Prompt => Where the word "icon" appears in a line below, copy the whole line.

Extracted records:
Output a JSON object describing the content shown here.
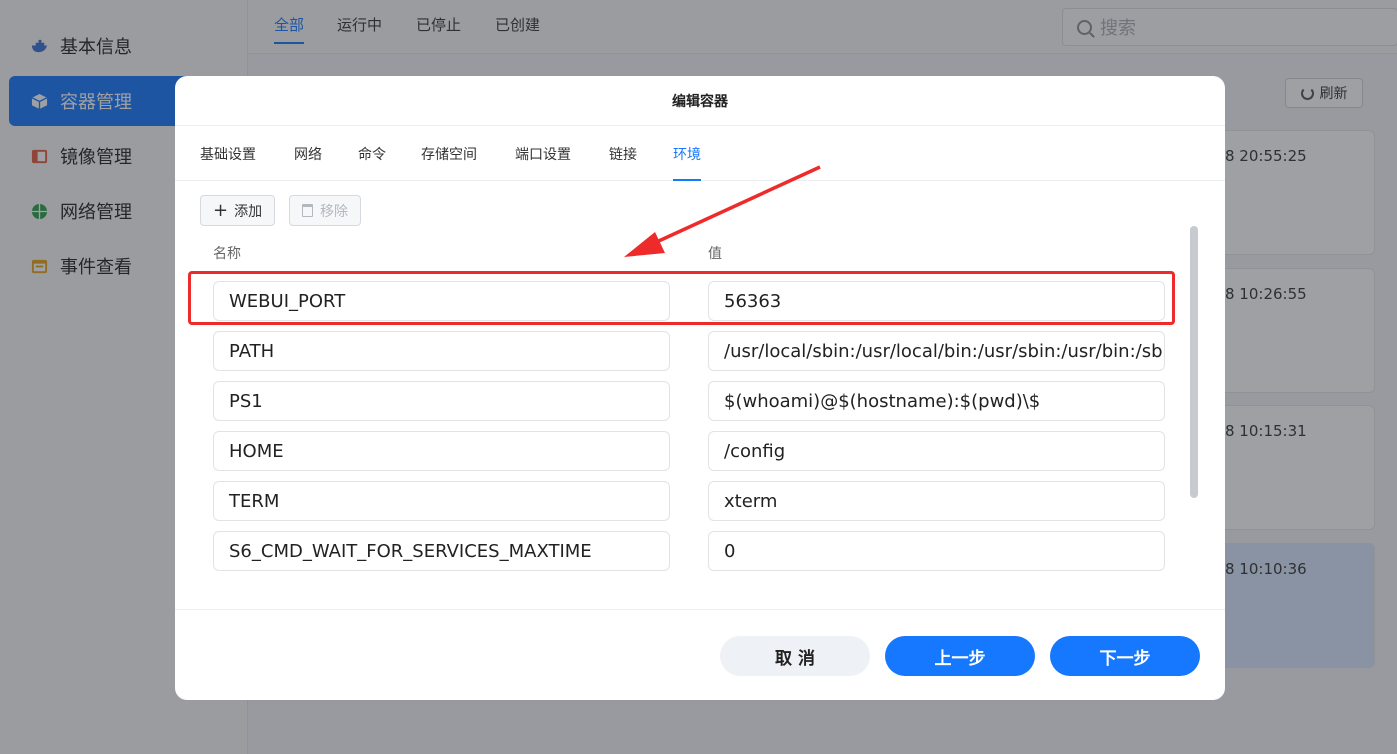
{
  "sidebar": {
    "items": [
      {
        "label": "基本信息",
        "icon": "docker-whale-icon",
        "color": "#3a6fd8",
        "active": false
      },
      {
        "label": "容器管理",
        "icon": "cube-icon",
        "color": "#ffffff",
        "active": true
      },
      {
        "label": "镜像管理",
        "icon": "image-layers-icon",
        "color": "#e45a3b",
        "active": false
      },
      {
        "label": "网络管理",
        "icon": "globe-icon",
        "color": "#2e9d4e",
        "active": false
      },
      {
        "label": "事件查看",
        "icon": "event-calendar-icon",
        "color": "#e8a317",
        "active": false
      }
    ]
  },
  "topbar": {
    "tabs": [
      {
        "label": "全部",
        "active": true
      },
      {
        "label": "运行中",
        "active": false
      },
      {
        "label": "已停止",
        "active": false
      },
      {
        "label": "已创建",
        "active": false
      }
    ],
    "search_placeholder": "搜索"
  },
  "main": {
    "refresh_label": "刷新",
    "cards": [
      {
        "time": "8 20:55:25"
      },
      {
        "time": "8 10:26:55"
      },
      {
        "time": "8 10:15:31"
      },
      {
        "time": "8 10:10:36"
      }
    ]
  },
  "modal": {
    "title": "编辑容器",
    "tabs": [
      {
        "label": "基础设置"
      },
      {
        "label": "网络"
      },
      {
        "label": "命令"
      },
      {
        "label": "存储空间"
      },
      {
        "label": "端口设置"
      },
      {
        "label": "链接"
      },
      {
        "label": "环境"
      }
    ],
    "active_tab": "环境",
    "add_label": "添加",
    "remove_label": "移除",
    "col_name": "名称",
    "col_value": "值",
    "env_rows": [
      {
        "name": "WEBUI_PORT",
        "value": "56363"
      },
      {
        "name": "PATH",
        "value": "/usr/local/sbin:/usr/local/bin:/usr/sbin:/usr/bin:/sbin:/bin"
      },
      {
        "name": "PS1",
        "value": "$(whoami)@$(hostname):$(pwd)\\$"
      },
      {
        "name": "HOME",
        "value": "/config"
      },
      {
        "name": "TERM",
        "value": "xterm"
      },
      {
        "name": "S6_CMD_WAIT_FOR_SERVICES_MAXTIME",
        "value": "0"
      }
    ],
    "cancel_label": "取 消",
    "prev_label": "上一步",
    "next_label": "下一步"
  },
  "annotation": {
    "color": "#ee2b2b"
  }
}
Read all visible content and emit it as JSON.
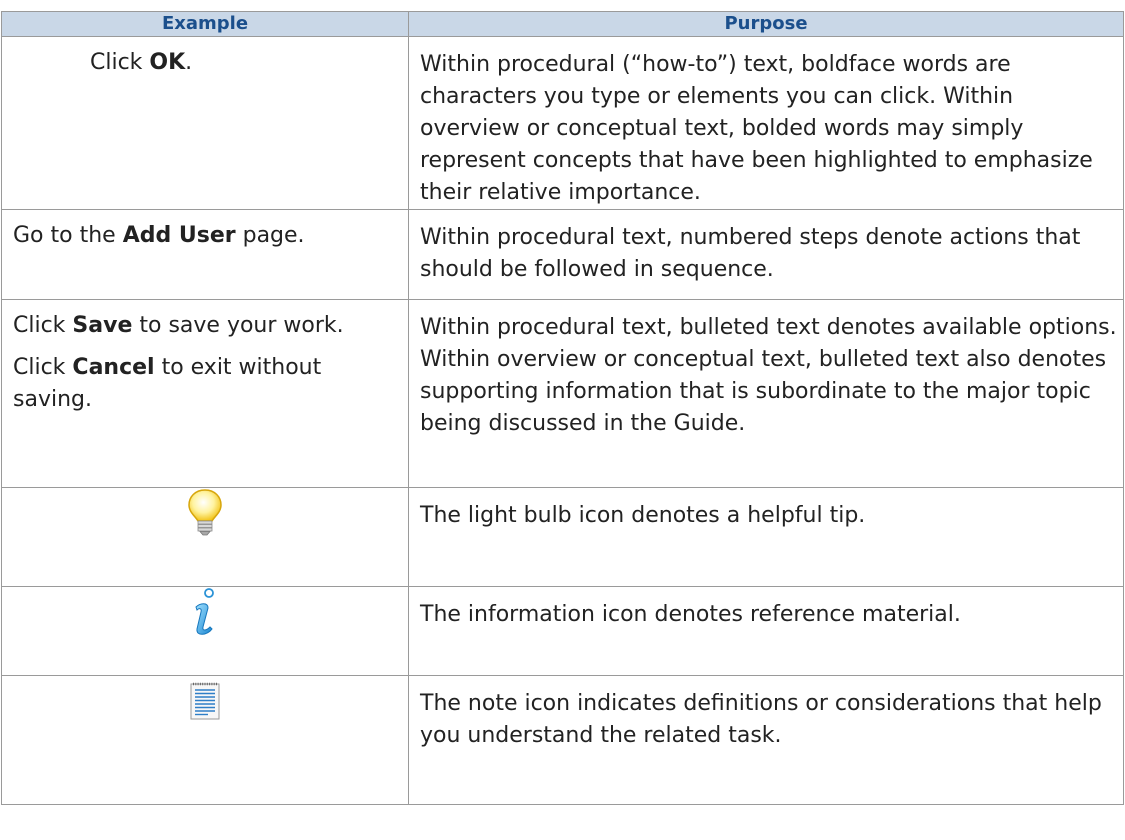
{
  "table": {
    "headers": [
      "Example",
      "Purpose"
    ],
    "rows": [
      {
        "example": {
          "pre": "Click ",
          "bold": "OK",
          "post": "."
        },
        "purpose": "Within procedural (“how-to”) text, boldface words are characters you type or elements you can click. Within overview or conceptual text, bolded words may simply represent concepts that have been highlighted to emphasize their relative importance."
      },
      {
        "example": {
          "pre": "Go to the ",
          "bold": "Add User",
          "post": " page."
        },
        "purpose": "Within procedural text, numbered steps denote actions that should be followed in sequence."
      },
      {
        "example_lines": [
          {
            "pre": "Click ",
            "bold": "Save",
            "post": " to save your work."
          },
          {
            "pre": "Click ",
            "bold": "Cancel",
            "post": " to exit without saving."
          }
        ],
        "purpose": "Within procedural text, bulleted text denotes available options. Within overview or conceptual text, bulleted text also denotes supporting information that is subordinate to the major topic being discussed in the Guide."
      },
      {
        "icon": "lightbulb-icon",
        "purpose": "The light bulb icon denotes a helpful tip."
      },
      {
        "icon": "info-icon",
        "purpose": "The information icon denotes reference material."
      },
      {
        "icon": "note-icon",
        "purpose": "The note icon indicates definitions or considerations that help you understand the related task."
      }
    ]
  },
  "colors": {
    "header_bg": "#c9d7e7",
    "header_text": "#1b4f8c",
    "border": "#9a9a9a"
  }
}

Solution =>
        "icon": "docker-whale-icon",
        "icon": "cube-icon",
        "icon": "image-layers-icon",
        "icon": "globe-icon",
        "icon": "event-calendar-icon",
        "icon": "lightbulb-icon",
        "purpose": "The light bulb icon denotes a helpful tip."
        "icon": "info-icon",
        "purpose": "The information icon denotes reference material."
        "icon": "note-icon",
        "purpose": "The note icon indicates definitions or considerations that help you understand the related task."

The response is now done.